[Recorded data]
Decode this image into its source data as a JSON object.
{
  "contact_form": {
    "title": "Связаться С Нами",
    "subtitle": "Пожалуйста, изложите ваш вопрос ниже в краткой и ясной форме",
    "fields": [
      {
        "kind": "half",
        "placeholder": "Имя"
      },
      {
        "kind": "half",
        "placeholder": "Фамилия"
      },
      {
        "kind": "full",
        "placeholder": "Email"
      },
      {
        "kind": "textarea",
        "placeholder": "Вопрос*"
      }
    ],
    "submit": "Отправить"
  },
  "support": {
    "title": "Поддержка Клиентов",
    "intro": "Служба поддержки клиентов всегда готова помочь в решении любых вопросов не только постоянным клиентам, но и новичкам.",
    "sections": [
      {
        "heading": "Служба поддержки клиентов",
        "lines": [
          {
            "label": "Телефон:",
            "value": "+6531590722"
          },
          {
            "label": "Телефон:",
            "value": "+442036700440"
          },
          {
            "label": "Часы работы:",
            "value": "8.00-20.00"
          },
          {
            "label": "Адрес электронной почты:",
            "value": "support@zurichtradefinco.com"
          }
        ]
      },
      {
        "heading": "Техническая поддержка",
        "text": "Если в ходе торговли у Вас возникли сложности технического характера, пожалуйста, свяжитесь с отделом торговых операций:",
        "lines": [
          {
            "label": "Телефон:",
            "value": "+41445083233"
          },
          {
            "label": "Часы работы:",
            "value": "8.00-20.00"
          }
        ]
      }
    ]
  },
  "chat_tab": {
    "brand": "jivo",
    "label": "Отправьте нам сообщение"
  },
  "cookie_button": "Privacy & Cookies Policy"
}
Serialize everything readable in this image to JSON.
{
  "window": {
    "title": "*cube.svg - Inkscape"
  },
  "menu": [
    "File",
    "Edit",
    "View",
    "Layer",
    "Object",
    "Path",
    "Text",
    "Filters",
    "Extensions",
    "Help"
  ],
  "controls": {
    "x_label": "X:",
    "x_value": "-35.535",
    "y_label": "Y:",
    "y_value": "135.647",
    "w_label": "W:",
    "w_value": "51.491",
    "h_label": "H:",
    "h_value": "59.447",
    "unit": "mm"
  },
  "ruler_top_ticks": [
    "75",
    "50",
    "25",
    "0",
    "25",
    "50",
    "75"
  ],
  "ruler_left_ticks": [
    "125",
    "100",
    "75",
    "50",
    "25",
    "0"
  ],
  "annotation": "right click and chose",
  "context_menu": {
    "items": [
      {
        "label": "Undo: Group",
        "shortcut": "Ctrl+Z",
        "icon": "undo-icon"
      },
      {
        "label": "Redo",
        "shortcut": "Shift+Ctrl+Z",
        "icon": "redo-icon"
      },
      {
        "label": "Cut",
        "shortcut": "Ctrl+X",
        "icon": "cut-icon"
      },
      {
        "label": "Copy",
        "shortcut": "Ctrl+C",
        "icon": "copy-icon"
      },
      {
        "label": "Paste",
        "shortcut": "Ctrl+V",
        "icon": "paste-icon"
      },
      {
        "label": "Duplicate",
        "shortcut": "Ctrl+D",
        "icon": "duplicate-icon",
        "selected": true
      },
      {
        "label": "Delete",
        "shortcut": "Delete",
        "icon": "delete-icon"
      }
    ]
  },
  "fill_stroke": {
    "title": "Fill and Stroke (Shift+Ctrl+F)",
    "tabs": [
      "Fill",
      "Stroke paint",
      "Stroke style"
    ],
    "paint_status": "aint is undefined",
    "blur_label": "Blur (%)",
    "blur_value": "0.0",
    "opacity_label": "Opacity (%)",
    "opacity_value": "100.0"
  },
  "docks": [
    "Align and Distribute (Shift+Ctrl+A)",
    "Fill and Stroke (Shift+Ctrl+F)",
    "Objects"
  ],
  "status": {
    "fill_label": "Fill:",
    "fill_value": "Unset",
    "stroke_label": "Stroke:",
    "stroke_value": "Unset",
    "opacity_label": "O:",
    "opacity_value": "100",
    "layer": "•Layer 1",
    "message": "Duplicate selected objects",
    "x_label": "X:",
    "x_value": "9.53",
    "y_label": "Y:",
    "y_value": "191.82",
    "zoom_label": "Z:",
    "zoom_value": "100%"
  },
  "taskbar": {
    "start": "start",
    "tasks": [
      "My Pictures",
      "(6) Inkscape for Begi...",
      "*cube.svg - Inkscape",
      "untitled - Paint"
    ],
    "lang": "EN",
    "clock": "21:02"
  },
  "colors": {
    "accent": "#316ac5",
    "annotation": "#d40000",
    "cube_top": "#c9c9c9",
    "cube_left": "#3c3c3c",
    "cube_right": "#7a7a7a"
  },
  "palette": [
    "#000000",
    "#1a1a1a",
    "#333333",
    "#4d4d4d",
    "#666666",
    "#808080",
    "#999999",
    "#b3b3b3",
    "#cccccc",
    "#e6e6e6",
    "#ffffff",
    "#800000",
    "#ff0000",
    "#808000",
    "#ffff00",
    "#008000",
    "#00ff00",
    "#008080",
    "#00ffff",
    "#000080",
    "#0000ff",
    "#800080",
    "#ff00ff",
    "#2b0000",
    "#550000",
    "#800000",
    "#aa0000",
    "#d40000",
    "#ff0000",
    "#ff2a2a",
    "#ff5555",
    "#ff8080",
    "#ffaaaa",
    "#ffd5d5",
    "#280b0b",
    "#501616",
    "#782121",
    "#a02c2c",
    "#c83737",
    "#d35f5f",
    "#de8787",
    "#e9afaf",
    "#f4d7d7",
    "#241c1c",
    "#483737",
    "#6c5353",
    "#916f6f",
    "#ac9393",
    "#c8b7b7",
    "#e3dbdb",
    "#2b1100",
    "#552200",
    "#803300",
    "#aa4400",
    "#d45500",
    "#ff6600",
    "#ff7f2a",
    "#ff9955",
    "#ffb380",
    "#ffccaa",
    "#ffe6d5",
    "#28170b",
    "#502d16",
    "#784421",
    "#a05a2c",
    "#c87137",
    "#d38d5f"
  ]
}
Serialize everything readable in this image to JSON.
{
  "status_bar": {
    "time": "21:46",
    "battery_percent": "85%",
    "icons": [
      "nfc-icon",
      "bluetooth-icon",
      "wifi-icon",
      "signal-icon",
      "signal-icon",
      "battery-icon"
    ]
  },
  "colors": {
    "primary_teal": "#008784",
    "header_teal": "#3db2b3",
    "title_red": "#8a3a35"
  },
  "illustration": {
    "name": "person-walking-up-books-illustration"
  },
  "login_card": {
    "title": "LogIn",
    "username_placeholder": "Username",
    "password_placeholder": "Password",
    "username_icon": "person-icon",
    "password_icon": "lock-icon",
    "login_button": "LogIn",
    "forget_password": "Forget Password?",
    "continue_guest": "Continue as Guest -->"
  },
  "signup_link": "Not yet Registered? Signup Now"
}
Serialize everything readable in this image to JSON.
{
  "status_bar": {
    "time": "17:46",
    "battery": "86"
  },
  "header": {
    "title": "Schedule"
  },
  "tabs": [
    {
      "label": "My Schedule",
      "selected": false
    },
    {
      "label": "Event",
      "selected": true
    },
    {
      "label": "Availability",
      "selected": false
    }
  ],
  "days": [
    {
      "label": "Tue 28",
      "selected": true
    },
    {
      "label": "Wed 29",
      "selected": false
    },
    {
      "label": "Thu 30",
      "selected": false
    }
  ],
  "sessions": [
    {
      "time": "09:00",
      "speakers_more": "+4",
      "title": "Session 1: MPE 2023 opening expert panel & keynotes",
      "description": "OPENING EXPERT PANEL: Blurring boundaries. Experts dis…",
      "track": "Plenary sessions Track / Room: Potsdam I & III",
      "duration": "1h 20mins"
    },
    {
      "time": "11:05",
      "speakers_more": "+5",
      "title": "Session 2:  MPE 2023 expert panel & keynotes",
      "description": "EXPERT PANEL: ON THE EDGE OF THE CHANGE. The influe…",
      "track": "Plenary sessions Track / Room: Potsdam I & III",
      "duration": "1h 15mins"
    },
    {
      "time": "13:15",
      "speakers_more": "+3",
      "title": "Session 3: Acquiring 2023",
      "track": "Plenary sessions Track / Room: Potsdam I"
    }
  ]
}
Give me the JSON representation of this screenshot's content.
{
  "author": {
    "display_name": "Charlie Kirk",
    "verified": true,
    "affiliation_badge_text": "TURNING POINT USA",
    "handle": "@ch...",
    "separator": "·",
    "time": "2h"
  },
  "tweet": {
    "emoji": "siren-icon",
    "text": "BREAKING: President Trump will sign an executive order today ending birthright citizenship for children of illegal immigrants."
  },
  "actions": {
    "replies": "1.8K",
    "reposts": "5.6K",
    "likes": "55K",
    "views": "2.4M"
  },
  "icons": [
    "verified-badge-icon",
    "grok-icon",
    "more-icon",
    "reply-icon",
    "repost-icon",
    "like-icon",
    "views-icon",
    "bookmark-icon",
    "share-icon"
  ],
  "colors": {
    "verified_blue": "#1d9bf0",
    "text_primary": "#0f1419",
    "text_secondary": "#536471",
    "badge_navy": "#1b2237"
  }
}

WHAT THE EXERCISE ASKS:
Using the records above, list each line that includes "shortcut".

EXERCISE RESPONSE:
        "shortcut": "Ctrl+Z",
        "shortcut": "Shift+Ctrl+Z",
        "shortcut": "Ctrl+X",
        "shortcut": "Ctrl+C",
        "shortcut": "Ctrl+V",
        "shortcut": "Ctrl+D",
        "shortcut": "Delete",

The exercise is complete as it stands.